Jump to ContentJump to Main Navigation
Biology and Conservation of Musteloids$
Users without a subscription are not able to see the full content.

David W. Macdonald, Chris Newman, and Lauren A. Harrington

Print publication date: 2017

Print ISBN-13: 9780198759805

Published to Oxford Scholarship Online: January 2018

DOI: 10.1093/oso/9780198759805.001.0001

Show Summary Details
Page of

PRINTED FROM OXFORD SCHOLARSHIP ONLINE (www.oxfordscholarship.com). (c) Copyright Oxford University Press, 2018. All Rights Reserved. Under the terms of the licence agreement, an individual user may print out a PDF of a single chapter of a monograph in OSO for personal use (for details see www.oxfordscholarship.com/page/privacy-policy).date: 12 November 2018

Musteloid diseases: implications for conservation and species management

Musteloid diseases: implications for conservation and species management

Chapter:
(p.231) Chapter 9 Musteloid diseases: implications for conservation and species management
Source:
Biology and Conservation of Musteloids
Author(s):

Chris Newman

Andrew Byrne

Publisher:
Oxford University Press
DOI:10.1093/oso/9780198759805.003.0009

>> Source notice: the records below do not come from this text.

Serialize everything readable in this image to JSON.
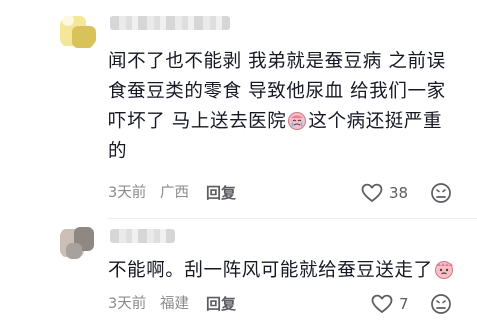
{
  "comments": [
    {
      "lines": [
        "闻不了也不能剥 我弟就是蚕豆病 之前误",
        "食蚕豆类的零食 导致他尿血 给我们一家",
        "吓坏了 马上送去医院",
        "这个病还挺严重",
        "的"
      ],
      "time": "3天前",
      "location": "广西",
      "reply_label": "回复",
      "like_count": "38"
    },
    {
      "text": "不能啊。刮一阵风可能就给蚕豆送走了",
      "time": "3天前",
      "location": "福建",
      "reply_label": "回复",
      "like_count": "7"
    }
  ],
  "colors": {
    "meta": "#8a8b91",
    "text": "#161823",
    "emoji": "#f4a7b3"
  },
  "icons": [
    "heart-outline-icon",
    "dislike-face-icon",
    "crying-emoji-icon",
    "teary-emoji-icon"
  ]
}
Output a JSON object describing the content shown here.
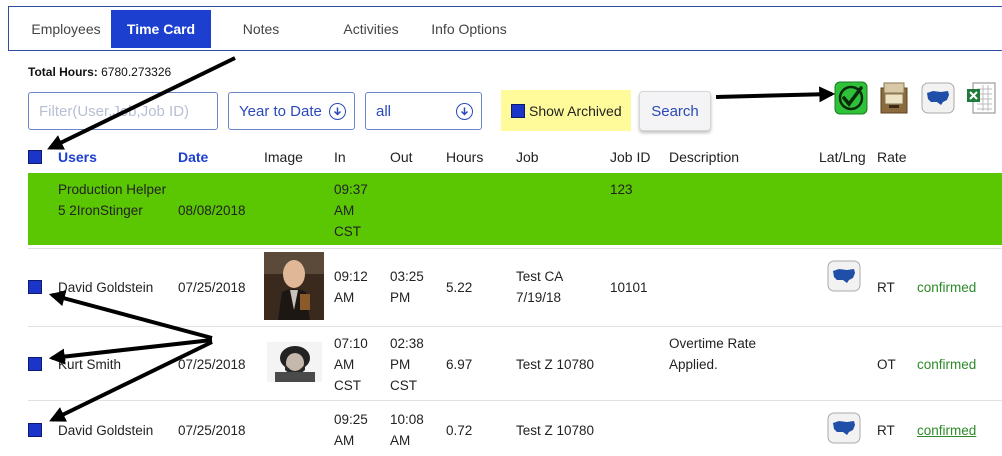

The role of disease in population regulation is often overlooked in ecology and conservation. Due to their diversity, the musteloids host a wide range of pathogens. These include diseases of commercial importance, such Aleutian mink disease virus which impacts mink ranching, or bovine tuberculosis leading to interventions to manage European badgers. Skunks and raccoons are major rabies hosts in North America, and because these small carnivores insinuate themselves into close proximity with people, they can pose substantial zoonotic risks. Musteloids also share diseases between species, such as mustelid herpes virus, canine distemper and infectious hepatitis viruses, along with a range of nematodes and protozoans; presenting a contagion risk when vulnerable musteloids are being conserved or reintroduced. Managing host density, vaccination and host isolation are thus the best tools for managing disease, where we advocate the UN-led ‘One Health approach, aimed at reducing risks of infectious diseases at the Animal-Human-Ecosystem interface

Keywords:   disease, epidemiology, nematode, pathogen, parasites, rabies, virus, vaccination, zoonotic

Oxford Scholarship Online requires a subscription or purchase to access the full text of books within the service. Public users can however freely search the site and view the abstracts and keywords for each book and chapter.

Please, subscribe or login to access full text content.

If you think you should have access to this title, please contact your librarian.

To troubleshoot, please check our FAQs , and if you can't find the answer there, please contact us .